Regular exposure to chemicals used in the making of plastic food containers and many cosmetics may have fueled roughly 56,600—or 10%—of preterm births that occurred in the U.S. in 2018, according to new research released Tuesday.
It’s been known for decades that phthalates—a group of chemicals that make plastics more durable—are endocrine disruptors, chemicals that block, mimic, or interfere with the body’s hormones. But a new study from researchers at NYU Grossman School of Medicine in New York City, published in The Lancet Planetary Health, found that exposure to such chemicals is also linked to an increased risk of lower birth weight and gestational age—and death—among newborns, in addition to lower academic performance, diabetes, and heart disease in childhood and beyond.
Phthalates can be found in “a broad swath” of consumer products, from personal care to food packaging, Dr. Leonardo Trasande, a professor of pediatrics and population health at NYL Langone Health, tells Fortune.

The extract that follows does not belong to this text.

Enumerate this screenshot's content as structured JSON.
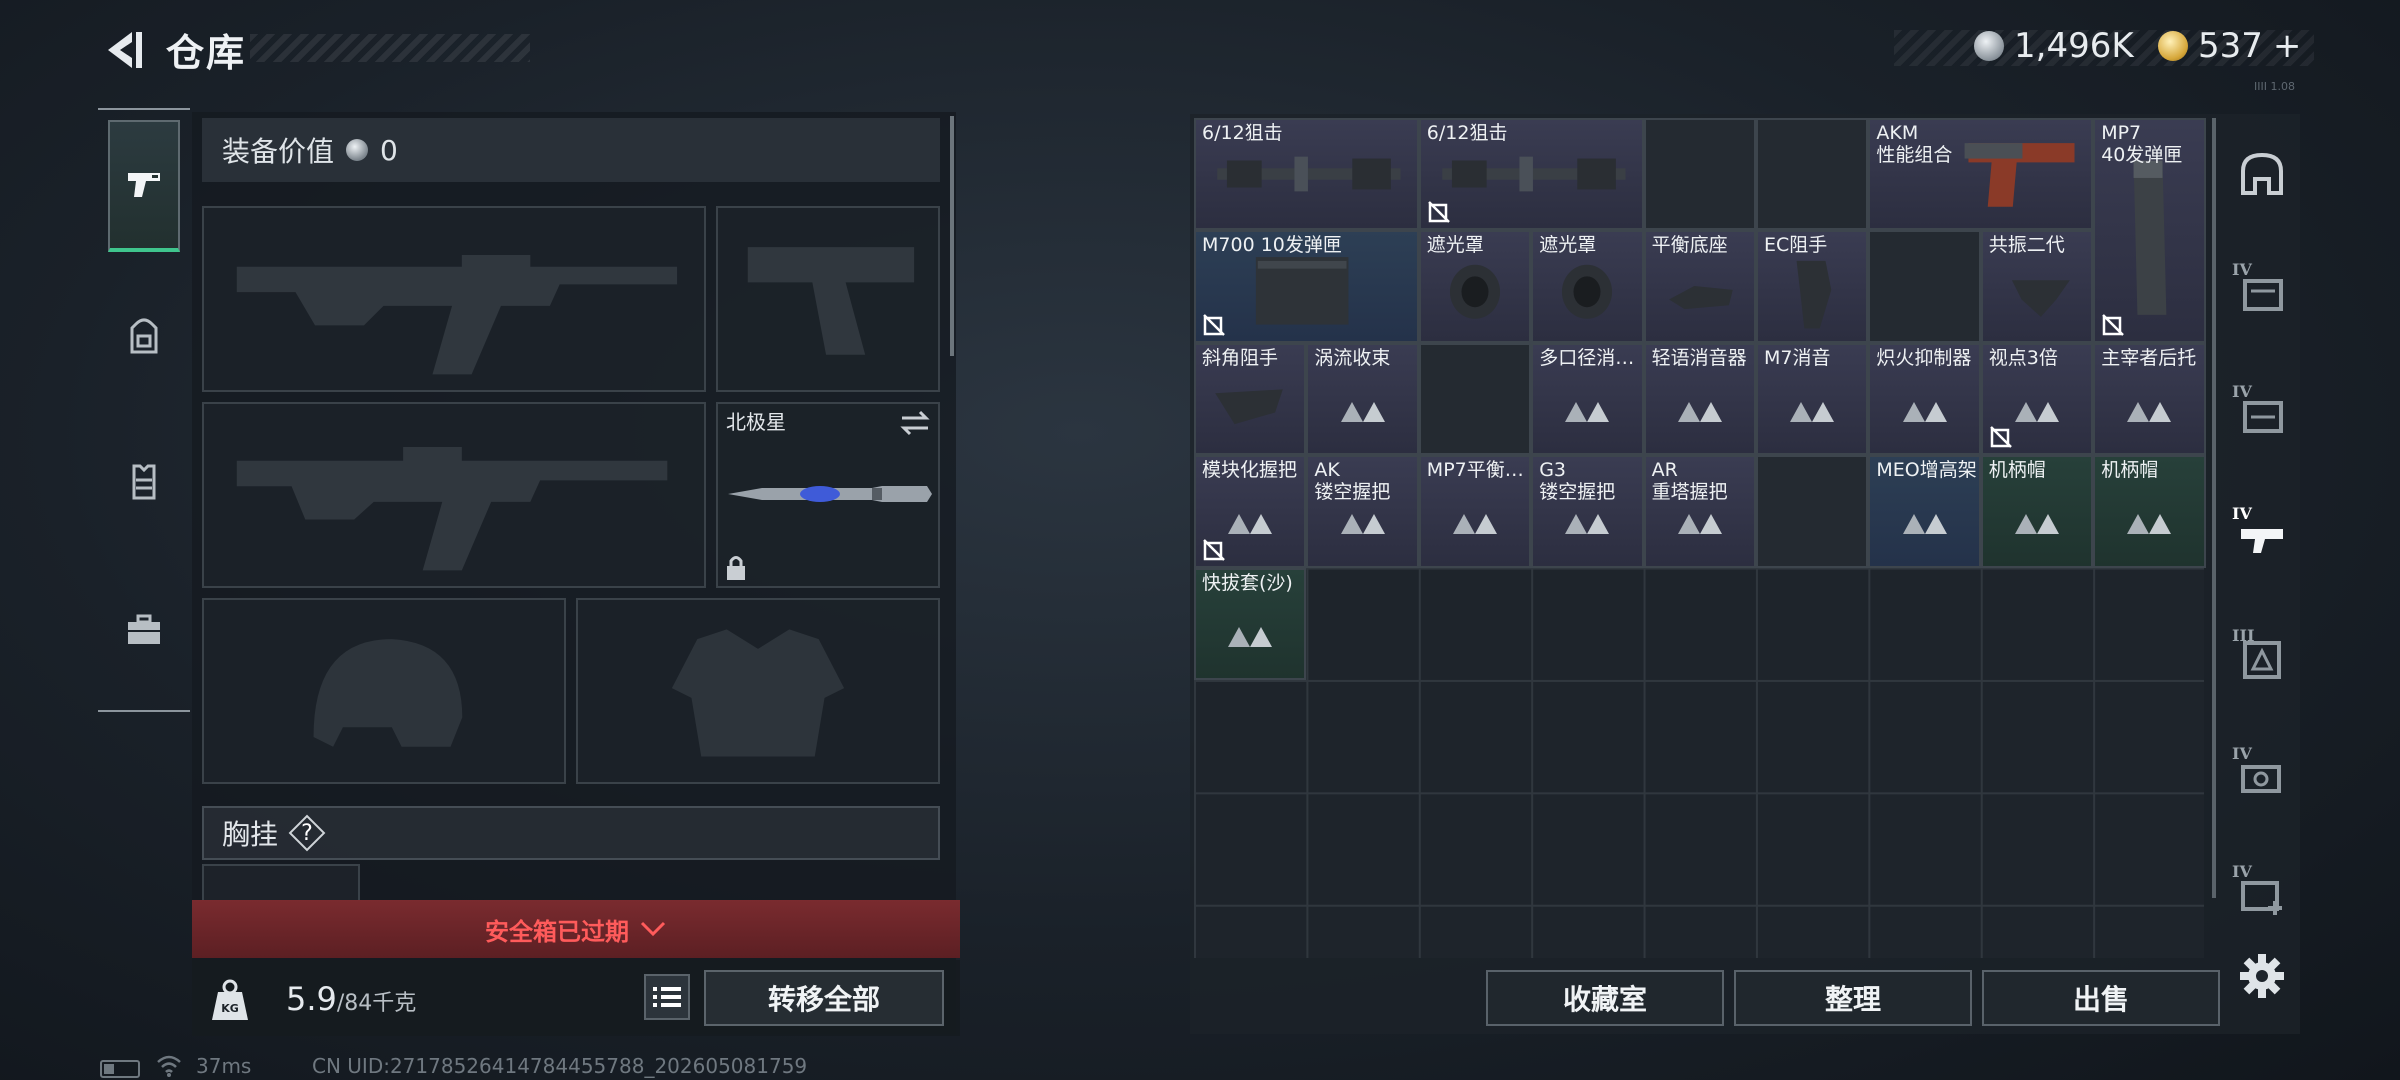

“We’ve gotten accustomed to phthalates being added in food packaging and the proverbial cucumber wrapped in plastic wrap, which I don’t understand,” he says.

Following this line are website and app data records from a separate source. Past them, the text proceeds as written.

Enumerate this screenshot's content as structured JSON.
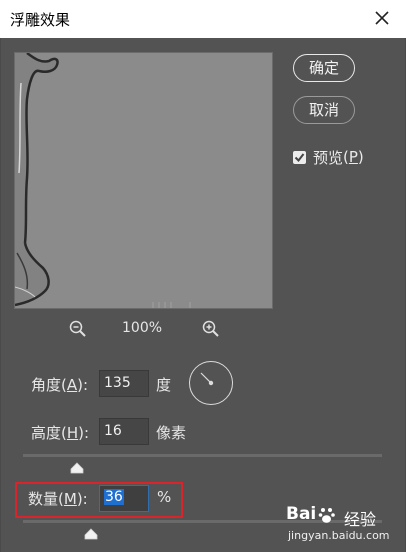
{
  "window": {
    "title": "浮雕效果"
  },
  "buttons": {
    "ok": "确定",
    "cancel": "取消"
  },
  "preview_checkbox": {
    "label": "预览",
    "accel": "P",
    "checked": true
  },
  "zoom": {
    "level": "100%"
  },
  "angle": {
    "label": "角度",
    "accel": "A",
    "value": "135",
    "unit": "度"
  },
  "height": {
    "label": "高度",
    "accel": "H",
    "value": "16",
    "unit": "像素"
  },
  "amount": {
    "label": "数量",
    "accel": "M",
    "value": "36",
    "unit": "%"
  },
  "watermark": {
    "brand": "Bai",
    "brand_cn": "经验",
    "url": "jingyan.baidu.com"
  },
  "colors": {
    "background": "#535353",
    "accent": "#1f6fd1",
    "highlight_box": "#d9242c"
  }
}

Trasande and his team analyzed data from 5,000 pregnant women participating in the Environmental Influences on Childhood Health Outcomes (ECHO) program, led by the National Institutes of Health. They measured levels of 20 different metabolites—chemicals produced during digestion and other bodily processes—in urine samples three times during each woman’s pregnancy, and later looked for associations with preterm birth and other outcomes in the offspring.
Aside from concluding that at least 56,600 preterm births in the U.S. in 2018 were likely linked, at least in part, to phthalate exposure, they also calculated the economic cost of such births: $1.6 million for all babies born preterm potentially due to phthalates in 2018, and $8.1 billion over those children’s lifetimes combined.
While a number of studies have shown a link between phthalates and preterm birth, such studies only examined urine samples from women once during their pregnancies. Trasande says his team is the first to use a diverse, representative study population and measure metabolites multiple times during each pregnancy.
How to reduce your family’s phthalate exposure
“Our findings uncover the tremendous medical and financial burden of preterm births we believe are connected to phthalates, adding to the vast body of evidence that these chemicals present a serious danger to human health,” Trasande says. “There is a clear opportunity here to lessen these risks by either using safer plastic materials or by reducing the use of plastic altogether whenever possible.”
There’s a general sense that reducing one’s plastic footprint is a “crunchy, granola thing to do,” he says. But it’s not: It’s a matter of health and safety.
Pregnant women and anyone else concerned about their daily exposure to phthalates can do a few things to reduce their risk, according to Trasande, including:
- Use stainless steel and glass for food storage
- Not microwaving or dishwashing plastic
- Avoid plastics marked with the recycling numbers 3, 6, and 7
“We’re all living on a planet predicated on the notion that plastics are the future,” he said. “Frankly, plastics are the past.”